Perhaps you’re vaguely aware that the world is wracked by drinking  water shortages. But as much as we hear that news these days, the  problem always seems fairly abstract. Here’s an  infographic that tries to solve that dilemma, by showing exactly why water supplies are falling in the world’s biggest cities.
The piece was designed by Florian Kräutli, for Visualizing.org's World Water Day Challenge, a $5,000 prize offered by GE for the best visualization of the world’s water woes.
Kräutli’s infographic has two basic components. One is a bubble chart that shows water price  increases in cities across the world. Once you click the individual  cities, you get a newsfeed filled with relevant news reports, and you  also see the exact price of water, how it’s risen in the last five  years, and how that compares to population growth.
As you can see, the stats are almost hard to believe. For example,  Chicago has seen a 54% rise in water costs, compared to a 2% rise in  population. And Chicago is hardly unusual. Washington, D.C. has seen a  44% rise; New York, 46%. And all while population has remained basically  flat. (In Honduras, one town has seen water use grow by 1,617%.) Those rising costs reflect both diminishing water supplies and an aging infrastructure stretched by overuse.

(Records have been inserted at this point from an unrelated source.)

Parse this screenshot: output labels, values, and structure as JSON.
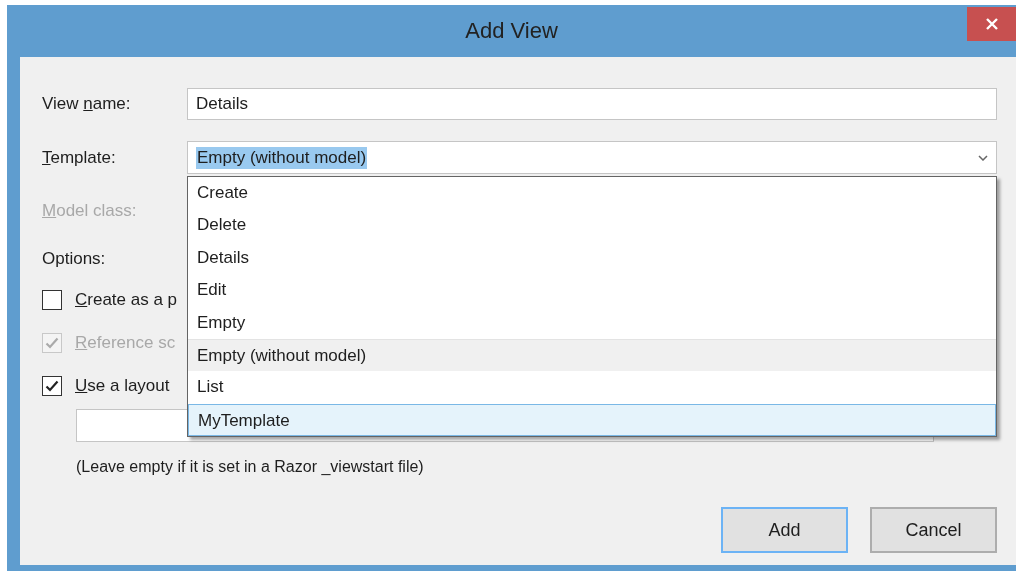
{
  "window": {
    "title": "Add View"
  },
  "view_name": {
    "label": {
      "pre": "View ",
      "key": "n",
      "post": "ame:"
    },
    "value": "Details"
  },
  "template": {
    "label": {
      "key": "T",
      "post": "emplate:"
    },
    "value": "Empty (without model)",
    "text_selected": true,
    "options": [
      {
        "label": "Create",
        "selected": false,
        "highlighted": false
      },
      {
        "label": "Delete",
        "selected": false,
        "highlighted": false
      },
      {
        "label": "Details",
        "selected": false,
        "highlighted": false
      },
      {
        "label": "Edit",
        "selected": false,
        "highlighted": false
      },
      {
        "label": "Empty",
        "selected": false,
        "highlighted": false
      },
      {
        "label": "Empty (without model)",
        "selected": true,
        "highlighted": false
      },
      {
        "label": "List",
        "selected": false,
        "highlighted": false
      },
      {
        "label": "MyTemplate",
        "selected": false,
        "highlighted": true
      }
    ]
  },
  "model_class": {
    "label": {
      "key": "M",
      "post": "odel class:"
    },
    "disabled": true
  },
  "options_label": "Options:",
  "checkboxes": [
    {
      "label": {
        "key": "C",
        "post": "reate as a p"
      },
      "checked": false,
      "disabled": false
    },
    {
      "label": {
        "key": "R",
        "post": "eference sc"
      },
      "checked": true,
      "disabled": true
    },
    {
      "label": {
        "key": "U",
        "post": "se a layout"
      },
      "checked": true,
      "disabled": false
    }
  ],
  "note": "(Leave empty if it is set in a Razor _viewstart file)",
  "buttons": [
    {
      "label": "Add",
      "default": true
    },
    {
      "label": "Cancel",
      "default": false
    }
  ]
}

Mmm this isn’t good:

Perhaps you’re vaguely aware that the world is wracked by drinking water shortages. But as much as we hear that news these days, the problem always seems fairly abstract. Here’s an infographic that tries to solve that dilemma, by showing exactly why water supplies are falling in the world’s biggest cities.

The piece was designed by Florian Kräutli, for Visualizing.org's World Water Day Challenge, a $5,000 prize offered by GE for the best visualization of the world’s water woes.

Kräutli’s infographic has two basic components. One is a bubble chart that shows water price increases in cities across the world. Once you click the individual cities, you get a newsfeed filled with relevant news reports, and you also see the exact price of water, how it’s risen in the last five years, and how that compares to population growth.

As you can see, the stats are almost hard to believe. For example, Chicago has seen a 54% rise in water costs, compared to a 2% rise in population. And Chicago is hardly unusual. Washington, D.C. has seen a 44% rise; New York, 46%. And all while population has remained basically flat. (In Honduras, one town has seen water use grow by 1,617%.) Those rising costs reflect both diminishing water supplies and an aging infrastructure stretched by overuse.